> **Description of the task**: Repeat every record exactly as written, but leave out the pictures.

> **Page and application data records**:
☆ ☆ ☆ ☆ ☆
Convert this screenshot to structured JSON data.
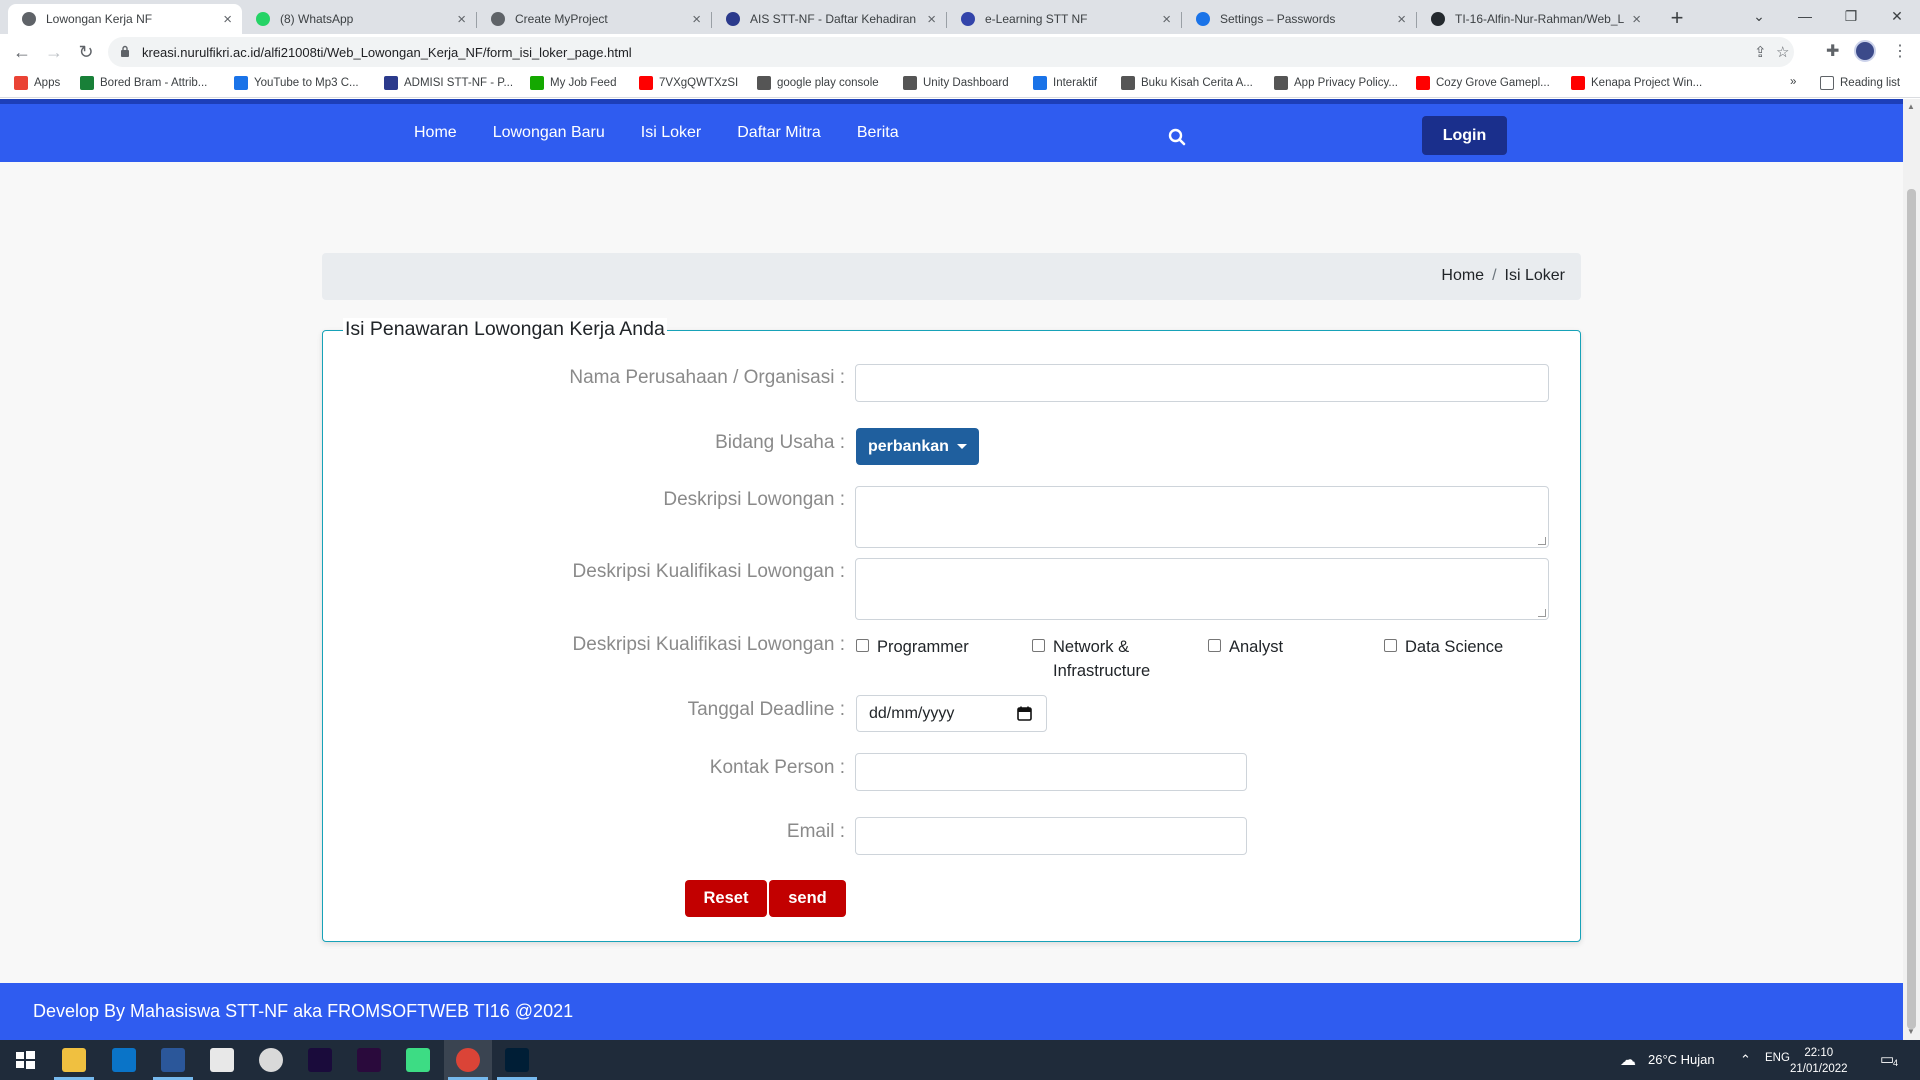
{
  "browser": {
    "tabs": [
      {
        "title": "Lowongan Kerja NF",
        "active": true,
        "favicon_color": "#5f6368"
      },
      {
        "title": "(8) WhatsApp",
        "active": false,
        "favicon_color": "#25d366"
      },
      {
        "title": "Create MyProject",
        "active": false,
        "favicon_color": "#5f6368"
      },
      {
        "title": "AIS STT-NF - Daftar Kehadiran",
        "active": false,
        "favicon_color": "#2b3a8c"
      },
      {
        "title": "e-Learning STT NF",
        "active": false,
        "favicon_color": "#3344aa"
      },
      {
        "title": "Settings – Passwords",
        "active": false,
        "favicon_color": "#1a73e8"
      },
      {
        "title": "TI-16-Alfin-Nur-Rahman/Web_L",
        "active": false,
        "favicon_color": "#24292e"
      }
    ],
    "url": "kreasi.nurulfikri.ac.id/alfi21008ti/Web_Lowongan_Kerja_NF/form_isi_loker_page.html",
    "bookmarks": [
      {
        "label": "Apps",
        "color": "#ea4335"
      },
      {
        "label": "Bored Bram - Attrib...",
        "color": "#188038"
      },
      {
        "label": "YouTube to Mp3 C...",
        "color": "#1a73e8"
      },
      {
        "label": "ADMISI STT-NF - P...",
        "color": "#2b3a8c"
      },
      {
        "label": "My Job Feed",
        "color": "#14a800"
      },
      {
        "label": "7VXgQWTXzSI",
        "color": "#ff0000"
      },
      {
        "label": "google play console",
        "color": "#555555"
      },
      {
        "label": "Unity Dashboard",
        "color": "#555555"
      },
      {
        "label": "Interaktif",
        "color": "#1a73e8"
      },
      {
        "label": "Buku Kisah Cerita A...",
        "color": "#555555"
      },
      {
        "label": "App Privacy Policy...",
        "color": "#555555"
      },
      {
        "label": "Cozy Grove Gamepl...",
        "color": "#ff0000"
      },
      {
        "label": "Kenapa Project Win...",
        "color": "#ff0000"
      }
    ],
    "bookmarks_more": "»",
    "reading_list": "Reading list"
  },
  "site": {
    "nav": [
      "Home",
      "Lowongan Baru",
      "Isi Loker",
      "Daftar Mitra",
      "Berita"
    ],
    "login": "Login",
    "colors": {
      "primary": "#2f5cf0",
      "login_bg": "#1a2f8c",
      "danger": "#c20000",
      "dropdown": "#1f5f9e"
    }
  },
  "breadcrumb": {
    "home": "Home",
    "separator": "/",
    "current": "Isi Loker"
  },
  "form": {
    "legend": "Isi Penawaran Lowongan Kerja Anda",
    "company_label": "Nama Perusahaan / Organisasi :",
    "company_value": "",
    "business_label": "Bidang Usaha :",
    "business_selected": "perbankan",
    "description_label": "Deskripsi Lowongan :",
    "qualification_label": "Deskripsi Kualifikasi Lowongan :",
    "category_label": "Deskripsi Kualifikasi Lowongan :",
    "categories": [
      {
        "label": "Programmer",
        "checked": false
      },
      {
        "label": "Network &",
        "label2": "Infrastructure",
        "checked": false
      },
      {
        "label": "Analyst",
        "checked": false
      },
      {
        "label": "Data Science",
        "checked": false
      }
    ],
    "deadline_label": "Tanggal Deadline :",
    "deadline_placeholder": "dd/mm/yyyy",
    "contact_label": "Kontak Person :",
    "email_label": "Email :",
    "reset": "Reset",
    "send": "send"
  },
  "footer": {
    "text": "Develop By Mahasiswa STT-NF aka FROMSOFTWEB TI16 @2021"
  },
  "taskbar": {
    "weather": "26°C  Hujan",
    "lang": "ENG",
    "time": "22:10",
    "date": "21/01/2022",
    "notifications": "4"
  }
}
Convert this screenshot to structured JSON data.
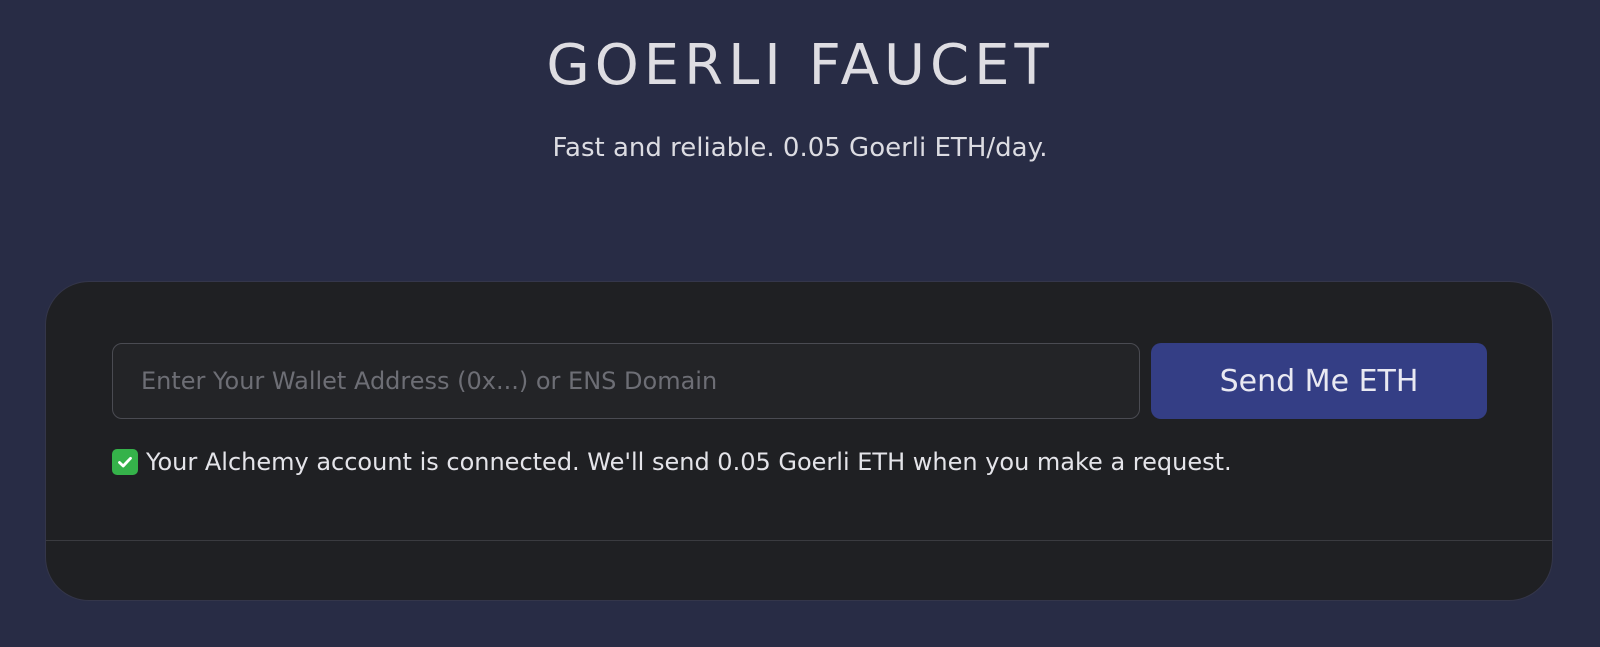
{
  "header": {
    "title": "GOERLI FAUCET",
    "subtitle": "Fast and reliable. 0.05 Goerli ETH/day."
  },
  "form": {
    "wallet_placeholder": "Enter Your Wallet Address (0x...) or ENS Domain",
    "wallet_value": "",
    "send_button_label": "Send Me ETH"
  },
  "status": {
    "icon": "check-icon",
    "message": "Your Alchemy account is connected. We'll send 0.05 Goerli ETH when you make a request."
  },
  "colors": {
    "background": "#282c45",
    "card": "#1f2023",
    "button": "#343e85",
    "check": "#35b24a"
  }
}
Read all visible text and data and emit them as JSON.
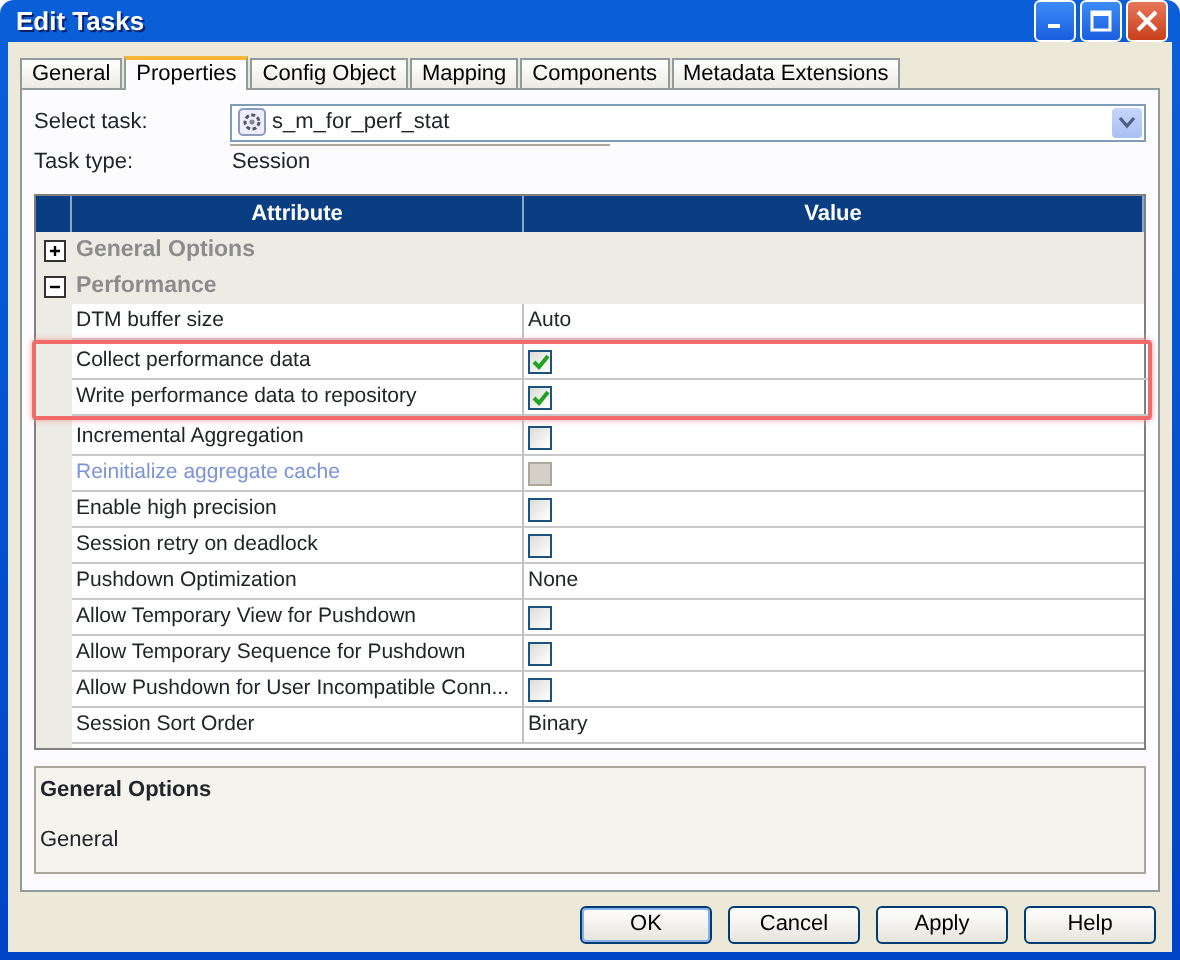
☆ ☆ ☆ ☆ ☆
> **Final answer**:
Convert this screenshot to structured JSON data.
{
  "browser": {
    "tabs": [
      {
        "title": "Lowongan Kerja NF",
        "active": true,
        "favicon_color": "#5f6368"
      },
      {
        "title": "(8) WhatsApp",
        "active": false,
        "favicon_color": "#25d366"
      },
      {
        "title": "Create MyProject",
        "active": false,
        "favicon_color": "#5f6368"
      },
      {
        "title": "AIS STT-NF - Daftar Kehadiran",
        "active": false,
        "favicon_color": "#2b3a8c"
      },
      {
        "title": "e-Learning STT NF",
        "active": false,
        "favicon_color": "#3344aa"
      },
      {
        "title": "Settings – Passwords",
        "active": false,
        "favicon_color": "#1a73e8"
      },
      {
        "title": "TI-16-Alfin-Nur-Rahman/Web_L",
        "active": false,
        "favicon_color": "#24292e"
      }
    ],
    "url": "kreasi.nurulfikri.ac.id/alfi21008ti/Web_Lowongan_Kerja_NF/form_isi_loker_page.html",
    "bookmarks": [
      {
        "label": "Apps",
        "color": "#ea4335"
      },
      {
        "label": "Bored Bram - Attrib...",
        "color": "#188038"
      },
      {
        "label": "YouTube to Mp3 C...",
        "color": "#1a73e8"
      },
      {
        "label": "ADMISI STT-NF - P...",
        "color": "#2b3a8c"
      },
      {
        "label": "My Job Feed",
        "color": "#14a800"
      },
      {
        "label": "7VXgQWTXzSI",
        "color": "#ff0000"
      },
      {
        "label": "google play console",
        "color": "#555555"
      },
      {
        "label": "Unity Dashboard",
        "color": "#555555"
      },
      {
        "label": "Interaktif",
        "color": "#1a73e8"
      },
      {
        "label": "Buku Kisah Cerita A...",
        "color": "#555555"
      },
      {
        "label": "App Privacy Policy...",
        "color": "#555555"
      },
      {
        "label": "Cozy Grove Gamepl...",
        "color": "#ff0000"
      },
      {
        "label": "Kenapa Project Win...",
        "color": "#ff0000"
      }
    ],
    "bookmarks_more": "»",
    "reading_list": "Reading list"
  },
  "site": {
    "nav": [
      "Home",
      "Lowongan Baru",
      "Isi Loker",
      "Daftar Mitra",
      "Berita"
    ],
    "login": "Login",
    "colors": {
      "primary": "#2f5cf0",
      "login_bg": "#1a2f8c",
      "danger": "#c20000",
      "dropdown": "#1f5f9e"
    }
  },
  "breadcrumb": {
    "home": "Home",
    "separator": "/",
    "current": "Isi Loker"
  },
  "form": {
    "legend": "Isi Penawaran Lowongan Kerja Anda",
    "company_label": "Nama Perusahaan / Organisasi :",
    "company_value": "",
    "business_label": "Bidang Usaha :",
    "business_selected": "perbankan",
    "description_label": "Deskripsi Lowongan :",
    "qualification_label": "Deskripsi Kualifikasi Lowongan :",
    "category_label": "Deskripsi Kualifikasi Lowongan :",
    "categories": [
      {
        "label": "Programmer",
        "checked": false
      },
      {
        "label": "Network &",
        "label2": "Infrastructure",
        "checked": false
      },
      {
        "label": "Analyst",
        "checked": false
      },
      {
        "label": "Data Science",
        "checked": false
      }
    ],
    "deadline_label": "Tanggal Deadline :",
    "deadline_placeholder": "dd/mm/yyyy",
    "contact_label": "Kontak Person :",
    "email_label": "Email :",
    "reset": "Reset",
    "send": "send"
  },
  "footer": {
    "text": "Develop By Mahasiswa STT-NF aka FROMSOFTWEB TI16 @2021"
  },
  "taskbar": {
    "weather": "26°C  Hujan",
    "lang": "ENG",
    "time": "22:10",
    "date": "21/01/2022",
    "notifications": "4"
  }
}
Convert this screenshot to structured JSON data.
{
  "header": {
    "title": "GOERLI FAUCET",
    "subtitle": "Fast and reliable. 0.05 Goerli ETH/day."
  },
  "form": {
    "wallet_placeholder": "Enter Your Wallet Address (0x...) or ENS Domain",
    "wallet_value": "",
    "send_button_label": "Send Me ETH"
  },
  "status": {
    "icon": "check-icon",
    "message": "Your Alchemy account is connected. We'll send 0.05 Goerli ETH when you make a request."
  },
  "colors": {
    "background": "#282c45",
    "card": "#1f2023",
    "button": "#343e85",
    "check": "#35b24a"
  }
}
Read all visible text and data and emit them as JSON.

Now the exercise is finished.